China’s consumer inflation steadied while factory-gate prices fell at a slower pace in December, giving Beijing room to stay the course on monetary easing as economic growth cools.
Conflict-related tensions lifted shares of Chinese goldminers and defense companies, with the CSI national defense industry index rising to a near four-month high as discussions of a war intensified.
(Bloomberg) -- Want the lowdown on European markets? In your inbox before the open, every day. Sign up here.U.S. stocks fell as investors remained wary of an escalation in tensions with Iran. The dollar advanced, while oil continued its retreat from multimonth highs.The S&P 500 dropped for the second time in three sessions, with investors cautious after Iran threatened a military response to a U.S. airstrike that killed a top general four days ago. Chipmakers buoyed the benchmark.Havens showed little reaction to the bellicose Iranian rhetoric, with West Texas crude falling below $63 a barrel and gold slightly higher. The dollar advanced versus the yen, while the 10-year Treasury yield rose to 1.82% after indicators pointed to a resilient U.S. economy.“Markets are to some degree calming down from the trash talk that we’ve seen over the last couple of days,” said Matt Forester, chief investment officer at BNY Mellon’s Lockwood Advisors, about the U.S.-Iran conflict. “The issue is whether there will be heightened conflict in the future. I don’t think markets know yet. This could easily flare back up again.”Even as investors appeared to have started the first full trading week of 2020 in a defiantly upbeat mood, the unfolding crisis in the Middle East, which triggered a broad sell-off on Friday, returned to the forefront Tuesday. Traders are now waiting to see how Iran fulfills its threats.Here are some events to watch for this week:Federal Reserve officials Richard Clarida, John Williams, James Bullard and Charles Evans speak on Thursday.The U.S. monthly employment report is due Friday.These are moves in major markets:StocksThe S&P 500 Index fell 0.3% as of 4 p.m. New York time.The Stoxx Europe 600 Index gained 0.3%.The U.K.‘s FTSE 100 Index was little changed.The MSCI Asia Pacific Index climbed 0.9%.CurrenciesThe Bloomberg Dollar Spot Index increased 0.3%.The euro declined 0.5% to $1.1147.The British pound fell 0.4% to $1.3119.The Japanese yen decreased 0.2% to 108.53 per dollar.BondsThe yield on 10-year Treasuries rose two basis points to 1.82%.Germany’s 10-year yield gained less than one basis point to -0.29%.Britain’s 10-year yield added two basis points to 0.792%.CommoditiesWest Texas Intermediate crude dipped 1% to $62.63 a barrel.Gold rose 0.3% at $1,574.00 an ounce.\--With assistance from Cecile Gutscher and Yakob Peterseil.To contact the reporters on this story: Claire Ballentine in New York at email@example.com;Vildana Hajric in New York at firstname.lastname@example.orgTo contact the editors responsible for this story: Jeremy Herron at email@example.com, Randall JensenFor more articles like this, please visit us at bloomberg.com©2020 Bloomberg L.P.

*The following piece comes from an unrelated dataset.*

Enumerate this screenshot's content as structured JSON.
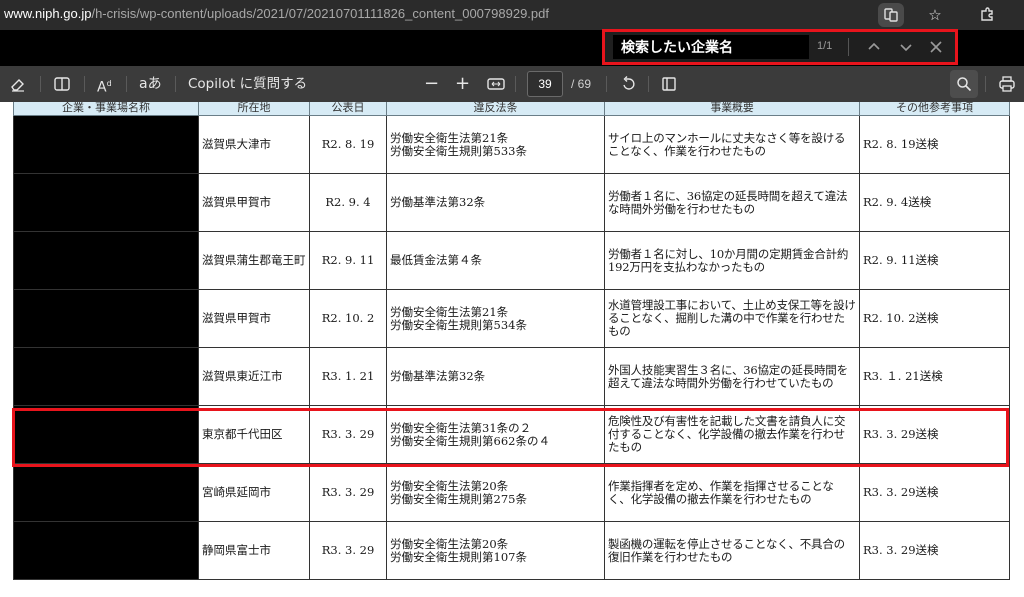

Questions are being raised over how China will meet a target of spending billions of dollars more on agricultural goods after the world’s second largest economy said it will not increase its annual low-tariff import quotas for corn, wheat and rice.
In economic news, China’s services sector expanded at a slower pace in December following a strong rebound in the previous month, with business confidence falling to the second lowest on record despite a pick-up in new orders, a private survey showed on Monday.
Hong Kong hit a five-month high and China followed up a strong 2019 with solid gains the first few sessions of the new year, after China’s central bank made a couple of dovish moves. Shares fell in Australia as the Australian Dollar’s strength worried the RBA
Aussie shares may have also been boosted by a drop in the Australian Dollar. This came as a relief to the Reserve Bank of Australia (RBA) who feared the strengthening currency would have a negative impact on exports and thus economic growth.